_Extracted records_.

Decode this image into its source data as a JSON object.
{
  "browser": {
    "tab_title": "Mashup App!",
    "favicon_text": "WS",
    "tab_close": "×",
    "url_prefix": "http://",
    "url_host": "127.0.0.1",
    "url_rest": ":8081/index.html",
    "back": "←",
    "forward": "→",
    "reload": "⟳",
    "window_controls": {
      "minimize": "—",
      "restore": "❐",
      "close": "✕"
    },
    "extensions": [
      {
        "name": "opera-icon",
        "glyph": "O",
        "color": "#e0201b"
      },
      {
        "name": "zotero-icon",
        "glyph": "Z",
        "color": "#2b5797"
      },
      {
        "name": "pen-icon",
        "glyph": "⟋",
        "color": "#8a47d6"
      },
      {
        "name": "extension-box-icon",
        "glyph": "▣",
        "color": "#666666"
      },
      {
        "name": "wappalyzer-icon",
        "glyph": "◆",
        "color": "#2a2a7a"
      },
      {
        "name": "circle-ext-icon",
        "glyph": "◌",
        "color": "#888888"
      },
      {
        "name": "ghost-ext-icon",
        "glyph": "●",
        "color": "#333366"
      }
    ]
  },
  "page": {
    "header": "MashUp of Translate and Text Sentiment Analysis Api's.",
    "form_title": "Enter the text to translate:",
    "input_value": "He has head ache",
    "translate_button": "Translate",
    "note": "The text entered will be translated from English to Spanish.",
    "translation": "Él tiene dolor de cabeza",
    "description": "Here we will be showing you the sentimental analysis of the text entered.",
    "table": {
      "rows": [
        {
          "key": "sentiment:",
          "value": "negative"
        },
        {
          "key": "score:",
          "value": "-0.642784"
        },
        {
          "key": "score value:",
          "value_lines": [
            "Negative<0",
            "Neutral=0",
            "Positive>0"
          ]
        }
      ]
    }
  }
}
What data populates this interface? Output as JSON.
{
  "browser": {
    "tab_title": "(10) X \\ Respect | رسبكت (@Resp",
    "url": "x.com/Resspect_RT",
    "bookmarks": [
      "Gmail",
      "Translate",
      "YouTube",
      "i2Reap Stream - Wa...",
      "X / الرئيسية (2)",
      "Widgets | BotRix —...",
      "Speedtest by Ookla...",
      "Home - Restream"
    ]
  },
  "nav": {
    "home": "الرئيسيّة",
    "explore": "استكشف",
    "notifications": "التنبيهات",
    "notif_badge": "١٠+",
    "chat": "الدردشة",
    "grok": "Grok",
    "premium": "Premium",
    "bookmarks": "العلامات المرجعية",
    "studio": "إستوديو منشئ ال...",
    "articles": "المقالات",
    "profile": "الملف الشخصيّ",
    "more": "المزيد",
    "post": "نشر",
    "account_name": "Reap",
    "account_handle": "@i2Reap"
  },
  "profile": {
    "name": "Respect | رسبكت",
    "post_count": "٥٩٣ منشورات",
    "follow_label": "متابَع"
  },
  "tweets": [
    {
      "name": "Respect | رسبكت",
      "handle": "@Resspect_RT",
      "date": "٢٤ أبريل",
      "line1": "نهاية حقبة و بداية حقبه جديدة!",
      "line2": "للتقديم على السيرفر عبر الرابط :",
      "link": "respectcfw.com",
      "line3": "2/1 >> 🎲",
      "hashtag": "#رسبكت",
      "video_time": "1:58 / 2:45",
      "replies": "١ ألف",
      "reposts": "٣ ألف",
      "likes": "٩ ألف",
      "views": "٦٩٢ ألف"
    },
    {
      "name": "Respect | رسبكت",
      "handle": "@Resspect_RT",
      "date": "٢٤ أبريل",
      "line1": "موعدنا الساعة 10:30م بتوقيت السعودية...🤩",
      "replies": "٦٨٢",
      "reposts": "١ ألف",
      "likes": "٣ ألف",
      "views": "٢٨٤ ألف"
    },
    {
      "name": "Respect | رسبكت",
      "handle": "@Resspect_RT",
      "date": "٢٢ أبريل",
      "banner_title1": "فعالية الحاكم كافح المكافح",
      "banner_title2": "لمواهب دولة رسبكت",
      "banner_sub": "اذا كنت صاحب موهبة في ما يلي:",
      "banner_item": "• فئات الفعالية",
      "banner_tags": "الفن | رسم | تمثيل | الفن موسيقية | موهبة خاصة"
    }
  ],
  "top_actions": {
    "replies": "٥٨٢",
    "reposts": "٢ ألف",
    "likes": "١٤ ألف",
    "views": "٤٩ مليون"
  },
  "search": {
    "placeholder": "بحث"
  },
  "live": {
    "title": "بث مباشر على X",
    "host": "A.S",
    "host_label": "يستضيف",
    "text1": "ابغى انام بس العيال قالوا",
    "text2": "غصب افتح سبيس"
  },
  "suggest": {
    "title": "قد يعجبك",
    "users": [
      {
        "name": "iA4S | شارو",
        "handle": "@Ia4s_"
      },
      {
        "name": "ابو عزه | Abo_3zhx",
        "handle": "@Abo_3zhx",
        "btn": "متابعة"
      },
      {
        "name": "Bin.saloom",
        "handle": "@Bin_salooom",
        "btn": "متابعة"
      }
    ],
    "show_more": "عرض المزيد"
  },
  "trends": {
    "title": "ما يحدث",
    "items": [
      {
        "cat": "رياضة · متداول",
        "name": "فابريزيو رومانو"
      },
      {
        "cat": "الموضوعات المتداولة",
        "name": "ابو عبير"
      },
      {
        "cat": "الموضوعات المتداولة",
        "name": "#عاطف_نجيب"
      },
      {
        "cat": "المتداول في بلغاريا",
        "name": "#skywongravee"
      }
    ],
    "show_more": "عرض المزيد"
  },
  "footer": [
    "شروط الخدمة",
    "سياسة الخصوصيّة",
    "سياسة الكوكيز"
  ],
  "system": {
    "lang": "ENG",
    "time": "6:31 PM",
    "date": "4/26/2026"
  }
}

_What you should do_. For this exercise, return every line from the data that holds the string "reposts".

_Your response_.
      "reposts": "٣ ألف",
      "reposts": "١ ألف",
    "reposts": "٢ ألف",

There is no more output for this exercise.